Artaxerxes — (Latin; Greek Ἀρταξέρξης) is a corruption of Old Persian Artaxšacā , whose reign is through arta (truth) and may refer to:The throne name of several Achaemenid rulers of the 1st Persian Empire: * Artaxerxes I Longimanus, r. 465 BC 424 BC, son and … Wikipedia
Artaxerxes — ist der Name von fünf Königen des Achämenidenreiches sowie dreier Herrscher aus dem Geschlecht der Sassaniden: Artaxerxes I. Makrocheir (ap: Artachschatra, Regierungszeit 465 v. Chr. – 424 v. Chr.), der 5. Herrscher nach dem Reichsgründer Kyros… … Deutsch Wikipedia
Artaxerxes — Artaxerxès Cette page d’homonymie répertorie les différents sujets et articles partageant un même nom. Artaxerxès (en grec Ἀρταξέρξης, transcription du vieux persan Artaxšacā) est le nom porté par plusieurs Grands Rois perses de la dynastie… … Wikipédia en Français
Artaxerxes — [är΄tə zʉrk′sēz] 1. Artaxerxes I 465? 424? B.C.; king of ancient Persia: son of Xerxes I 2. Artaxerxes II 404? 358 B.C.; king of ancient Persia * * * … Universalium

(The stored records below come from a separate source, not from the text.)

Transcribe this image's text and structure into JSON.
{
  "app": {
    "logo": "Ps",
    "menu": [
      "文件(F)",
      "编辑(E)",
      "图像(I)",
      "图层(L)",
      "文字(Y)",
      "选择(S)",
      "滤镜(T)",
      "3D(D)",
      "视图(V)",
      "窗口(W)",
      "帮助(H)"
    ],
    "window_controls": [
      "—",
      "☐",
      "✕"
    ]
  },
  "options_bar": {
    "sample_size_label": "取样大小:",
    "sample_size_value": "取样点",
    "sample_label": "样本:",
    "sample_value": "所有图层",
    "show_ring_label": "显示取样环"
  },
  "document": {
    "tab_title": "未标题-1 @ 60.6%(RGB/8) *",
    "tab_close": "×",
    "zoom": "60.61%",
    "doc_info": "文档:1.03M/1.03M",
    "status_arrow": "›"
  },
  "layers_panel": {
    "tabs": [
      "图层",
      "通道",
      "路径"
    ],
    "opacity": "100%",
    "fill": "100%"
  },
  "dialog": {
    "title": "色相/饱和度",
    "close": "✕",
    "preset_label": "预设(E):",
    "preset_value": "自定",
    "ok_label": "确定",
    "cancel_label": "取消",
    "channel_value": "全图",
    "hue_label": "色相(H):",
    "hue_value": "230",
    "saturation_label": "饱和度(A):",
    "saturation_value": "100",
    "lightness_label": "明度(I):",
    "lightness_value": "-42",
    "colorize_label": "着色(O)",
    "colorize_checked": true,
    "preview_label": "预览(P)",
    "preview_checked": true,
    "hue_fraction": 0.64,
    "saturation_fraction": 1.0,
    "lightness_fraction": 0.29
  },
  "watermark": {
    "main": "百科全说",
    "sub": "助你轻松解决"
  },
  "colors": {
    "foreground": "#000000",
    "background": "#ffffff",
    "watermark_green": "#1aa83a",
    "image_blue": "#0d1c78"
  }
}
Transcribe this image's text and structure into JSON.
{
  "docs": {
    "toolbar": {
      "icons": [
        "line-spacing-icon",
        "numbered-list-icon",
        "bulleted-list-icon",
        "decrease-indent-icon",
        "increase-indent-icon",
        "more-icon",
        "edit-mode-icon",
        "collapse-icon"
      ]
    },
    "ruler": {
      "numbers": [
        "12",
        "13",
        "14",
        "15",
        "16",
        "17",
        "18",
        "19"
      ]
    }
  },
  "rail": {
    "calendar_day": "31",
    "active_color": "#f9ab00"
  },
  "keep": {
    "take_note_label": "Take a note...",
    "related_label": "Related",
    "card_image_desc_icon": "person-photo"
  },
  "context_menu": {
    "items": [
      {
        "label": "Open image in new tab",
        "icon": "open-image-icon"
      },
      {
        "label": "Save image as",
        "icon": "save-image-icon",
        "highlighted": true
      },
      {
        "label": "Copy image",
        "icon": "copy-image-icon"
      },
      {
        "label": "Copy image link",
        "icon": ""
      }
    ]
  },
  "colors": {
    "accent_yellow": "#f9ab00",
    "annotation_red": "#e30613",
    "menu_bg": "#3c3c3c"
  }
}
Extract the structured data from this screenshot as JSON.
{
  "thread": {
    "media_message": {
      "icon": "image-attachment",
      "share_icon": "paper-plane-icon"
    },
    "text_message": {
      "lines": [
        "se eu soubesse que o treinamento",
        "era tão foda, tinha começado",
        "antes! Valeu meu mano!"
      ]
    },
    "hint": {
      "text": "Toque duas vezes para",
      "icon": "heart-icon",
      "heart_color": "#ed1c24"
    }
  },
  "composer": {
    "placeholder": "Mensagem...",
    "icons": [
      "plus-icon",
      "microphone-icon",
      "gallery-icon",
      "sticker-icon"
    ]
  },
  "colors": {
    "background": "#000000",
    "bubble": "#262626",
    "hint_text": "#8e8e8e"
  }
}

Artaxerxes — [är΄tə zʉrk′sēz] 1. Artaxerxes I 465? 424? B.C.; king of ancient Persia: son of Xerxes I 2. Artaxerxes II 404? 358 B.C.; king of ancient Persia … English World dictionary
Artaxerxes — Persian masc. proper name, in classical history, a son of Xerxes II, also a son of Darius, from Gk. Artaxerxes (explained by Herodotus as Great Warrior ), from O.Pers. ArtaxЕЎaca, lit. having a kingdom of justice, from arta justice + xЕЎaca… … Etymology dictionary